Filep Karma is serving 15 years in prison after participating in an annual ceremony in Abepura in 2004, at which a Papuan independence flag was raised. The Morning Star flag is banned by the authorities as a symbol of Papuan independence.
Arrested at the site of the ceremony, he was reportedly beaten as he was taken to the police station. He was later charged and convicted of treason. Amnesty considers him to be a prisoner of conscience, incarcerated for exercising peacefully his freedom of expression.
In detention, Filep Karma has staged hunger strikes, protesting against his ill-treatment and against the charges by which he was convicted. He has been offered a remission on his sentence, but has not accepted this.
He maintains that he should never have been imprisoned solely for expressing his freedom of expression peacefully, and that to accept a pardon would be a compromise of this principle.
2014 will see Presidential elections in Indonesia, and the current president Susilo Bambang Yudhoyono is standing down, having served two terms. Before he leaves office we would like to see him leaving a strong human rights legacy in Indonesia.
It’s important that we keep up the pressure and demand Filep Karma’s immediate and unconditional release.
Please write to the President of Indonesia and his Presidential Advisor on Law and Human Rights, Albert Hasibuan and urge them to release Filep Karma immediately and unconditionally, as well as all other prisoners of conscience in Indonesia.
Please write to:
President Susilo Bambang Yudhoyono
Fax: +62 21 345 2685/ +62 21 52 68726/ +62 21 380 5511
Salutation: Your Excellency
Presidential Advisor on Law and Human Rights
Presidential Advisory Council Secretariat
JI. Veteran 111
Jakarta Pusat 10110
Fax: +62 21 381 2063
Salutation: Dear Albert Hasibuan
Paul Hainsworth is our Country Co-ordinator for Indonesia and Timor Leste. Find out more about our Country Coordinators

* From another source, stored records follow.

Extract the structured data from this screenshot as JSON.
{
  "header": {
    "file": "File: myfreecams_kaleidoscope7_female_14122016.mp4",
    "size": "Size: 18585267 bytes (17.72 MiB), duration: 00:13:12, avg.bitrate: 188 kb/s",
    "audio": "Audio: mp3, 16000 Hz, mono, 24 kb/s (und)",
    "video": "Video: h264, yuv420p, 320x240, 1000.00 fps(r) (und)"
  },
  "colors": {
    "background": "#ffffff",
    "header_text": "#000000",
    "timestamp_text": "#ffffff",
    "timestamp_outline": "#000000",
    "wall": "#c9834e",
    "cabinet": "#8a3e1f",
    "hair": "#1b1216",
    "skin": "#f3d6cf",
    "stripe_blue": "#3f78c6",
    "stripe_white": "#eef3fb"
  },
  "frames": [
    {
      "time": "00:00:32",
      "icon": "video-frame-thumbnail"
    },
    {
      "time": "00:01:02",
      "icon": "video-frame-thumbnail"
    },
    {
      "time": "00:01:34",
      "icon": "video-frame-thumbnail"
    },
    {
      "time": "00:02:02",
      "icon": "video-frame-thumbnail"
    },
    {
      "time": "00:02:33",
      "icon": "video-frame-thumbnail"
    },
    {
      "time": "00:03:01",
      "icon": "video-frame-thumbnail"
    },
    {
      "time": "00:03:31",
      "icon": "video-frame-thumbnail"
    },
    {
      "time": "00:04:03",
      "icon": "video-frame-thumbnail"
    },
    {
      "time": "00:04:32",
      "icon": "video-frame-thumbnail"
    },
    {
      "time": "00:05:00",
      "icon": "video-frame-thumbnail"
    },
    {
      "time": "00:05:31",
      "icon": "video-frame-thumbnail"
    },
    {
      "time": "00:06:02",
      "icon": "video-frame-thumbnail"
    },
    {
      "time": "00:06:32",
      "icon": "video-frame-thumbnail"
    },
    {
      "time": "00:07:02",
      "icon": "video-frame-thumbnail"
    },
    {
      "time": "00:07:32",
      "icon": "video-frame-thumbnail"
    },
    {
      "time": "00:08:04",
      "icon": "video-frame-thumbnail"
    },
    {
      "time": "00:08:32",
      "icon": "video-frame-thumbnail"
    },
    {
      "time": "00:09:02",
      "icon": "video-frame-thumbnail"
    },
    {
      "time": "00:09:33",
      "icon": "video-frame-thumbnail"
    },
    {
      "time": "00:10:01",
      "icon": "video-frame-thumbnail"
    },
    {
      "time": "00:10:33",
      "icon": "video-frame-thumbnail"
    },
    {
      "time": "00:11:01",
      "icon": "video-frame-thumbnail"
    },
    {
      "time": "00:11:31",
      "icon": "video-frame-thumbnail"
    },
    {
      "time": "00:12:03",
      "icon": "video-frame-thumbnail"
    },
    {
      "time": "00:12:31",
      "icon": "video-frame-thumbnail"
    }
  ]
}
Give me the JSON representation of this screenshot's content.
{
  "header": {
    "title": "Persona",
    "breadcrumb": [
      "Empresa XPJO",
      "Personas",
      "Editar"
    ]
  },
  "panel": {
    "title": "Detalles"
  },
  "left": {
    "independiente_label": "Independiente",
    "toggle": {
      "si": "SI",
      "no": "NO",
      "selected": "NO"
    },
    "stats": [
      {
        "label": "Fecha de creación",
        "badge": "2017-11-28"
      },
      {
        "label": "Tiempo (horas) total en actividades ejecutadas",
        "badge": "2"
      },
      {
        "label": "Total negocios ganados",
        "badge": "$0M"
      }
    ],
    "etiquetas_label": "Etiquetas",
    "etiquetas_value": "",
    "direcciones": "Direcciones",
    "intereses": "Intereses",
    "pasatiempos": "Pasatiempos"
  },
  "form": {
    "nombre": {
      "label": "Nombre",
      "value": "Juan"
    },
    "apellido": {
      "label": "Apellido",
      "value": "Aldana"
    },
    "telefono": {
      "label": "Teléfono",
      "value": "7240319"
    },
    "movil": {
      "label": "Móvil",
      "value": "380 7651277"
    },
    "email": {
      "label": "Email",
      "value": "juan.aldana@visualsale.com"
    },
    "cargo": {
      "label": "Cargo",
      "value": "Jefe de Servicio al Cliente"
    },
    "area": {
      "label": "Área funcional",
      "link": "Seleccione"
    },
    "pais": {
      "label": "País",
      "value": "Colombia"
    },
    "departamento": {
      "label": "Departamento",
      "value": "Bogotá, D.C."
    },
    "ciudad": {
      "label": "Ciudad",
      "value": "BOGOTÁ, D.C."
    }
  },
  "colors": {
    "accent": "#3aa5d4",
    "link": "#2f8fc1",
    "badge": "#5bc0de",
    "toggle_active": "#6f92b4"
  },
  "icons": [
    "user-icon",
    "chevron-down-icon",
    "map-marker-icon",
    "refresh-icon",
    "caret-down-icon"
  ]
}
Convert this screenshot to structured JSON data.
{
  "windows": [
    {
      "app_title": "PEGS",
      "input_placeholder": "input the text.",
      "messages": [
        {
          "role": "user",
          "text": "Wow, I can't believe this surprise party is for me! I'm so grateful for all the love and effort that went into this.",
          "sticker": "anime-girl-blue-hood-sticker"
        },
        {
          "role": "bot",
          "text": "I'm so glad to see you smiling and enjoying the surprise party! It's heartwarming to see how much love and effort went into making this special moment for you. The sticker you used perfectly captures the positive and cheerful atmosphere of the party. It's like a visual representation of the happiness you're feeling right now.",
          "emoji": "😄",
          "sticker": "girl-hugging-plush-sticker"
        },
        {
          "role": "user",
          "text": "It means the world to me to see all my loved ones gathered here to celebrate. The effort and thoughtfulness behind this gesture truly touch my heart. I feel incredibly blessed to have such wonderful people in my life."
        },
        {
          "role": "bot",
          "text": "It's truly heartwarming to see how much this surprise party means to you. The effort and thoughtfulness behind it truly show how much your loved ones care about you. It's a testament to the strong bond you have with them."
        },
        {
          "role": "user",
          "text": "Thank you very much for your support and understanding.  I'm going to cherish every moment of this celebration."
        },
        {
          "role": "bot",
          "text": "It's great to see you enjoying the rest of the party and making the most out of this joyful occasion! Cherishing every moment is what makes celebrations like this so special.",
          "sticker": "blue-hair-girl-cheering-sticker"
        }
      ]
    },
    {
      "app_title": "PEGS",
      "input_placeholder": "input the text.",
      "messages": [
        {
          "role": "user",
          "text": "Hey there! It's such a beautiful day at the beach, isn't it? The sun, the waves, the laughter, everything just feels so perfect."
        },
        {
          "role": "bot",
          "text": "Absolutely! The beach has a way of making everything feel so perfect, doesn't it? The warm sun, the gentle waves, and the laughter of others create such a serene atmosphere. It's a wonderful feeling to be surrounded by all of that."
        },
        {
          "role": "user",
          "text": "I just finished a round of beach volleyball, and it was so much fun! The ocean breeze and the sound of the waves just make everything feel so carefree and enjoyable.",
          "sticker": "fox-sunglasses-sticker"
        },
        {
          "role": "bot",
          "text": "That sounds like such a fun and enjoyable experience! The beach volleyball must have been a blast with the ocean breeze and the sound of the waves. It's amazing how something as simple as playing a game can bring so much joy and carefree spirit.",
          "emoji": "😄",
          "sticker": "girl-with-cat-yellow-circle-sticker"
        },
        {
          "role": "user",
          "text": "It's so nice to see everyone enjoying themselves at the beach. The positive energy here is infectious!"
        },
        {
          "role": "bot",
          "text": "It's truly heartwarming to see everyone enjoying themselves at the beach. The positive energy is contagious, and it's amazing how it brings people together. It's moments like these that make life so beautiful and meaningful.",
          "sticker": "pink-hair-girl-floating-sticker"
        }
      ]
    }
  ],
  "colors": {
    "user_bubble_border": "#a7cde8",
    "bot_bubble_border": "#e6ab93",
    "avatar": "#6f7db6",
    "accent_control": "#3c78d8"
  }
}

Our blogs are written by Amnesty International staff, volunteers and other interested individuals, to encourage debate around human rights issues. They do not necessarily represent the views of Amnesty International.